So, what goodies does this plug-in bring to the table? For starters, it’ll give you the ability to synch your Gmail and (webby) social contacts in a “social address book” of Mingly’s creation. Another thing is that once the tool is in place, and you’re composing an email, you’ll get to see the recipient’s updates and maybe even his or her self-written, character-limited biography. And something that can’t be glossed over is that among its rather substantive nifty features, Mingly will also let you send tweets and Facebook and LinkedIn messages from your Gmail inbox.
If you want Mingly for you Gmail, head over to www.getmingly.com and keep in mind that it works on Firefox and Chrome browsers. The same press release that announced the plug-in’s launch, also stated that Mingly’s makers were working to make their tool operational on other email services.
October 27, 2011 by admin · Comments Off
This week, the San Francisco startup Nextdoor released what it’s calling “the first private social network for neighborhoods.” The service is free and only available within the U.S. The dinero for the whole shebang is being provided by Shasta Ventures, Benchmark Capital, and other private investors, including Rich Barton. Nirav Tolia, Nextdoor’s CEO and co-founder, had this to say about the network:
We “friend” more people than ever and “follow” strangers we’ve never met, yet we don’t have a good way to communicate with the people who live right next door … There are many ways our neighbors can help us, but these days people don’t know their neighbors, or how to contact them. Nextdoor was created to change that.
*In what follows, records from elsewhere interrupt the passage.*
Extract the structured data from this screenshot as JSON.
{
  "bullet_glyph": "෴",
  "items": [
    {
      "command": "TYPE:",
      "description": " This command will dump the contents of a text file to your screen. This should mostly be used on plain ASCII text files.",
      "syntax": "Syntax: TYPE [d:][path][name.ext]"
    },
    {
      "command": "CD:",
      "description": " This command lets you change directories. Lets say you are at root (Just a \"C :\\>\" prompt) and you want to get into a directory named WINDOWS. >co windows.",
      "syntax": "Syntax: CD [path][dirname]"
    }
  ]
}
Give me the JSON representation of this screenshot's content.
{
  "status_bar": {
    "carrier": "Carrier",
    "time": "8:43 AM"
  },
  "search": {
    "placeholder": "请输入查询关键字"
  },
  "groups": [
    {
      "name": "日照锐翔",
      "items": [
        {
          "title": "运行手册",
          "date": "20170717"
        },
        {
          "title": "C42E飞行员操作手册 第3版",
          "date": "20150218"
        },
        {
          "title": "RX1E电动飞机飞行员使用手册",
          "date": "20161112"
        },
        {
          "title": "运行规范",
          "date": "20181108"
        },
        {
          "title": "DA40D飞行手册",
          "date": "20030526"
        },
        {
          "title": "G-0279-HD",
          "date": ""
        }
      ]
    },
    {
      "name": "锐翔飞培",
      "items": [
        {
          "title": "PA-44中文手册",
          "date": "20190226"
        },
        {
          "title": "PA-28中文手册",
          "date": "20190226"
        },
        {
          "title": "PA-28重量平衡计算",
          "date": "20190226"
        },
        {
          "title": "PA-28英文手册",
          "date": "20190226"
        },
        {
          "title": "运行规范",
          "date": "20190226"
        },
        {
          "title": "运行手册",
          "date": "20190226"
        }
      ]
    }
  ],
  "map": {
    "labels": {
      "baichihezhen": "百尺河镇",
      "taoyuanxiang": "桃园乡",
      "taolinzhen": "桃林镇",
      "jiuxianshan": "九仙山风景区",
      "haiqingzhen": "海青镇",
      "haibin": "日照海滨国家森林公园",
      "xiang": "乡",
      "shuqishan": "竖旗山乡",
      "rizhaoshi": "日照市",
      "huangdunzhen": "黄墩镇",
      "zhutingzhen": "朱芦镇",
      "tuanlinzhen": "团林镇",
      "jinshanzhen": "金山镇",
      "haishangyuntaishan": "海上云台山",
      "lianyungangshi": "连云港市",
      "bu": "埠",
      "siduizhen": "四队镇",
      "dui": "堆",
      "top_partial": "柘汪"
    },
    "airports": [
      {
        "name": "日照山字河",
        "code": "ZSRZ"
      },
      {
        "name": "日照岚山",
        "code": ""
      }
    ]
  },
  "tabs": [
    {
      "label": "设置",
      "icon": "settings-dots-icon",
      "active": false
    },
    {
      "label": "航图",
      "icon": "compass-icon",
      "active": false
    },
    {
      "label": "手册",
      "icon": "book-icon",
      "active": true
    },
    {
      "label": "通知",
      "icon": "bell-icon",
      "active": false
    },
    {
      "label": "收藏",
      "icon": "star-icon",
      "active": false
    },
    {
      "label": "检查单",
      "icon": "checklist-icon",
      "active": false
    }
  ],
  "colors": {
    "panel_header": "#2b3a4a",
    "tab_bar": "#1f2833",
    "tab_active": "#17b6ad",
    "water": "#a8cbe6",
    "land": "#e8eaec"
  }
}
If a Nextdoor website already exists on your block, you can join on the spot by submitting your home address. If there’s no extant network, then it’s necessary to apply for one. Nextdoor says that it does not share users’ personal information “with any third parties,” but even content that’s “password-protected” and not indexable by Google’s mighty crawlers can end up on the public Web. Nextdoor promises to open up bridges of communication between neighbors, but those living in places populated by hardened gossips might want to think twice before willingly providing even more yammering ammunition to these.
October 12, 2011 by admin · Comments Off
Jono Lee and Eric Sue — both recent UCLA grads — have set their newly created social platform, TwoSides, loose on the Internet to help conceptualize duality. In its current setup, users publicly ponder the duality and merits of political, philosophical, and other more mundane stances with the help of well-thought-out displays and argument compartmentalization.
In the manner of social networking, fellow users contribute to an issue’s elucidation by declaring whether they agree or disagree on the matter and submitting evidence to prop up their case or unfasten the foundations of the “other side.” Welcomed evidence, to be posted directly on the site, includes self-authored ranty texts, YouTube clips, scholarly articles, and anything else that’s relevant.
The site fosters social connections through debate and also through the discovery of shared beliefs, values, or ideas. In TwoSides’ terms: “Common beliefs are a much better indicator of whether two people would connect than, say, mutual Facebook friends. Easily see how your viewpoints match up with other people using our awesome data visualizations.”
A good deal of unabashed giddiness filters through the site’s details. Even TwoSides’ 2011 summer intern, Ken Yu, radiated as much: a bodybuilder with a taste for progressive trance who’s studying Engineering at Berkeley.